Regulatory Checkmate For Stockbroker

April 8, 2015

Human nature is a curious things. At times, folks do things so colossally stupid that it becomes awe inspiring. In a recent FINRA regulatory settlement -- well, actually, in two recent FINRA settlements -- we have the somewhat humorous and baffling conduct of a registered representative. This individual seems to have largely ducked the proverbial bullet by managing to settle charges with a suspension. As you will learn, he did one really foolish thing that persuaded FINRA to bar him.

Case In Point

For the purpose of proposing a settlement of rule violations alleged by the Financial Industry Regulatory Authority ("FINRA"), without admitting or denying the findings, prior to a regulatory hearing, and without an adjudication of any issue, Robert Charles Mangold  submitted a Letter of Acceptance, Waiver and Consent ("AWC"), which FINRA accepted. In the Matter of Robert Charles Mangold, Respondent (AWC  #2015044146601, March 31, 2015).

In 1987, Mangold entered the securities industry and became registered with several FINRA firms. During the relevant times of 2010 through September 18, 2010, Mangold was registered with Financial Network Investment Corporation; and, thereafter, with LPL Financial LLC from September 18, 2012 through May 29, 2013. 

2014 AWC

Mangold was the subject of a prior October 24, 2014 AWC (the "2014 AWC"), which alleged in pertinent part:

On September 4, 2012, Mangold borrowed $18,000 from customer BS. Mangold's employing firm, FinancialNetwork, prohibited its registered representatives from borrowing money from customers who were not immediate family members. BS was not an immediate family member. Mangold made a partial repayment of $10,000 to BS on May 2, 2013. 
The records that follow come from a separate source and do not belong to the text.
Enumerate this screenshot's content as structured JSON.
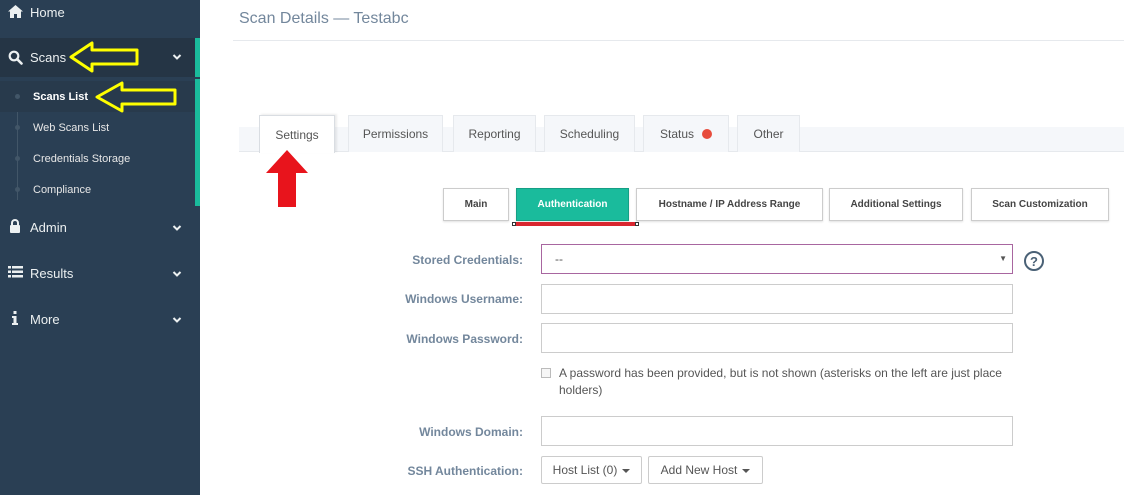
{
  "sidebar": {
    "items": [
      {
        "label": "Home",
        "icon": "home-icon"
      },
      {
        "label": "Scans",
        "icon": "search-icon"
      },
      {
        "label": "Admin",
        "icon": "lock-icon"
      },
      {
        "label": "Results",
        "icon": "list-icon"
      },
      {
        "label": "More",
        "icon": "info-icon"
      }
    ],
    "submenu": [
      "Scans List",
      "Web Scans List",
      "Credentials Storage",
      "Compliance"
    ]
  },
  "page": {
    "title": "Scan Details — Testabc"
  },
  "tabs": [
    "Settings",
    "Permissions",
    "Reporting",
    "Scheduling",
    "Status",
    "Other"
  ],
  "subtabs": [
    "Main",
    "Authentication",
    "Hostname / IP Address Range",
    "Additional Settings",
    "Scan Customization"
  ],
  "form": {
    "stored_credentials": {
      "label": "Stored Credentials:",
      "value": "--"
    },
    "windows_username": {
      "label": "Windows Username:",
      "value": ""
    },
    "windows_password": {
      "label": "Windows Password:",
      "value": ""
    },
    "password_note": "A password has been provided, but is not shown (asterisks on the left are just place holders)",
    "windows_domain": {
      "label": "Windows Domain:",
      "value": ""
    },
    "ssh": {
      "label": "SSH Authentication:",
      "host_list": "Host List (0)",
      "add_host": "Add New Host"
    }
  },
  "colors": {
    "sidebar_bg": "#2a3f54",
    "accent": "#1abb9c",
    "status_red": "#e74c3c",
    "annotation_yellow": "#ffff00",
    "annotation_red": "#e8141c"
  }
}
Between September 28, 2012, and October 2, 2012, Mangold borrowed $38,000 from customer AS. Mangold's employing firm, LPL, prohibited its registered representatives from borrowing from customers. Mangold made a partial repayment of $15,000 to AS on July 30, 2013. By borrowing money from two customers when specifically prohibited by his firms, Mangold violated FINRA Rules 3240 and 2010. 

According to an online FINRA BrokerCheck report as of April 8, 2015, LPL "Discharged" Mangold on May 29, 2013 based upon allegations that he had:
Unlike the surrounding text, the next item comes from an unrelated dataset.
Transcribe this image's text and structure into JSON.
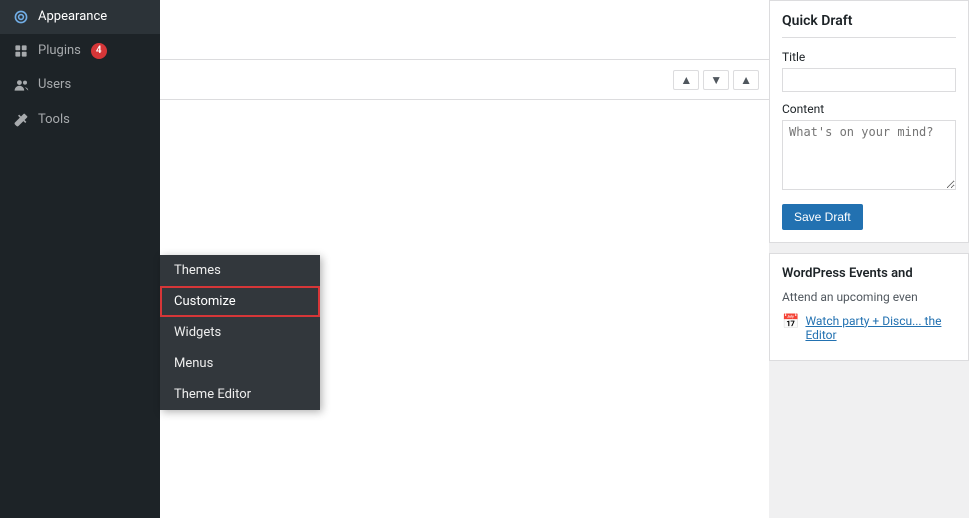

Pursuant to the 2014 AWC,  Mangold was suspended for 60 days with all FINRA members in all capacities but no monetary sanction was imposed in light of his discharge in bankruptcy. In the Matter of Robert Charles Mangold, Respondent (AWC  #2013037265701, October 24, 2014).
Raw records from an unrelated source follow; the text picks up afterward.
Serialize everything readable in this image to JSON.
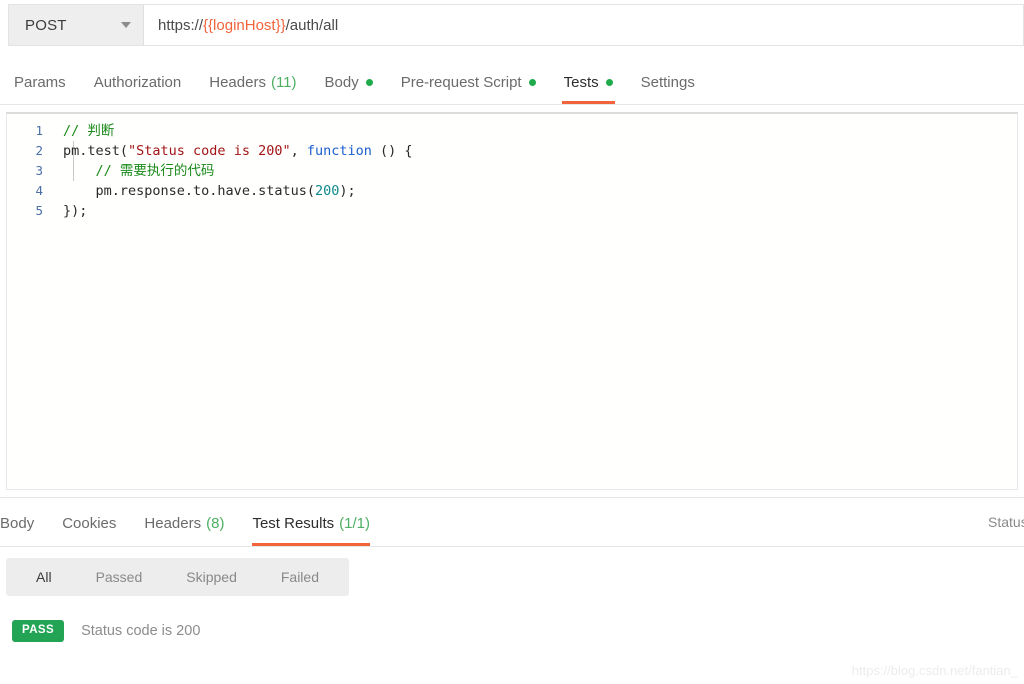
{
  "request_bar": {
    "method": "POST",
    "method_caret_icon": "chevron-down-icon",
    "url_prefix": "https://",
    "url_variable": "{{loginHost}}",
    "url_suffix": "/auth/all",
    "url_full": "https://{{loginHost}}/auth/all"
  },
  "request_tabs": [
    {
      "label": "Params",
      "count": "",
      "dot": false,
      "active": false
    },
    {
      "label": "Authorization",
      "count": "",
      "dot": false,
      "active": false
    },
    {
      "label": "Headers",
      "count": "(11)",
      "dot": false,
      "active": false
    },
    {
      "label": "Body",
      "count": "",
      "dot": true,
      "active": false
    },
    {
      "label": "Pre-request Script",
      "count": "",
      "dot": true,
      "active": false
    },
    {
      "label": "Tests",
      "count": "",
      "dot": true,
      "active": true
    },
    {
      "label": "Settings",
      "count": "",
      "dot": false,
      "active": false
    }
  ],
  "editor": {
    "language": "javascript",
    "lines": [
      {
        "number": "1",
        "text": "// 判断"
      },
      {
        "number": "2",
        "text": "pm.test(\"Status code is 200\", function () {"
      },
      {
        "number": "3",
        "text": "    // 需要执行的代码"
      },
      {
        "number": "4",
        "text": "    pm.response.to.have.status(200);"
      },
      {
        "number": "5",
        "text": "});"
      }
    ],
    "tokens": {
      "l1_comment": "// 判断",
      "l2_a": "pm.test(",
      "l2_string": "\"Status code is 200\"",
      "l2_b": ", ",
      "l2_kw": "function",
      "l2_c": " () {",
      "l3_comment": "// 需要执行的代码",
      "l4_a": "pm.response.to.have.status(",
      "l4_num": "200",
      "l4_b": ");",
      "l5": "});"
    }
  },
  "response_tabs": [
    {
      "label": "Body",
      "count": "",
      "active": false
    },
    {
      "label": "Cookies",
      "count": "",
      "active": false
    },
    {
      "label": "Headers",
      "count": "(8)",
      "active": false
    },
    {
      "label": "Test Results",
      "count": "(1/1)",
      "active": true
    }
  ],
  "response_meta": {
    "status_label": "Status"
  },
  "result_filters": [
    {
      "label": "All",
      "active": true
    },
    {
      "label": "Passed",
      "active": false
    },
    {
      "label": "Skipped",
      "active": false
    },
    {
      "label": "Failed",
      "active": false
    }
  ],
  "test_results": [
    {
      "status": "PASS",
      "name": "Status code is 200"
    }
  ],
  "watermark": "https://blog.csdn.net/fantian_",
  "colors": {
    "accent_orange": "#f1643b",
    "pass_green": "#23a455",
    "dot_green": "#1faa4b",
    "count_green": "#4caf63",
    "variable_orange": "#f1643b"
  }
}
A Matter of Proof

Pursuant to FINRA's investigation of the borrowing allegations noted in the 2014 AWC, on July 30, 2013, Mangold had submitted a signed statement asserting, in part, that on July 30, 2013, he had sent a $15,000 check to customer AS from whom he had borrowed $38,000 in 2012. In support of that assertion, Mangold submitted as an attached Exhibit A a copy of the check.

In fact, Mangold never sent the check submitted as Exhibit A to his written statement to FINRA. Accordingly, FINRA deemed that Mangold had misled its investigative Staff, in violation of  FINRA Rules 8210 and 2010.

In accordance with the terms In the Matter of Robert Charles Mangold, Respondent (AWC  #2015044146601, March 31, 2015), FINRA imposed upon Mangold a Bar from associating with any FINRA registered firm.

Bill Singer's Comment

Omigod . . . I mean, seriously?  

You got fired for borrowing in 2012 from two customers.  You're under investigation by FINRA in 2013 for improperly borrowing $56,000 from two customers. Somehow, you take those circumstances as a sign to lie to FINRA about having paid $15,000 via check to one of the clients?  You enter into a 2014 regulatory settlement and not only assert that you  made a $15,000 repayment to one of the customers on July 30,2013 but, amazingly, you submit a copy of the check as corroboration -- when, in fact, you never tendered the repayment to the customer! Okay, sure -- clever, funny, and yet another entry in the annals of the lore of Wall Street; however, all that hard work only converted a 60-day suspension into a Bar.

I would have liked to know how FINRA learned that the check had not been sent but, you know, that may be a state secret and if the regulator told me, well, I guess that they would have to kill me.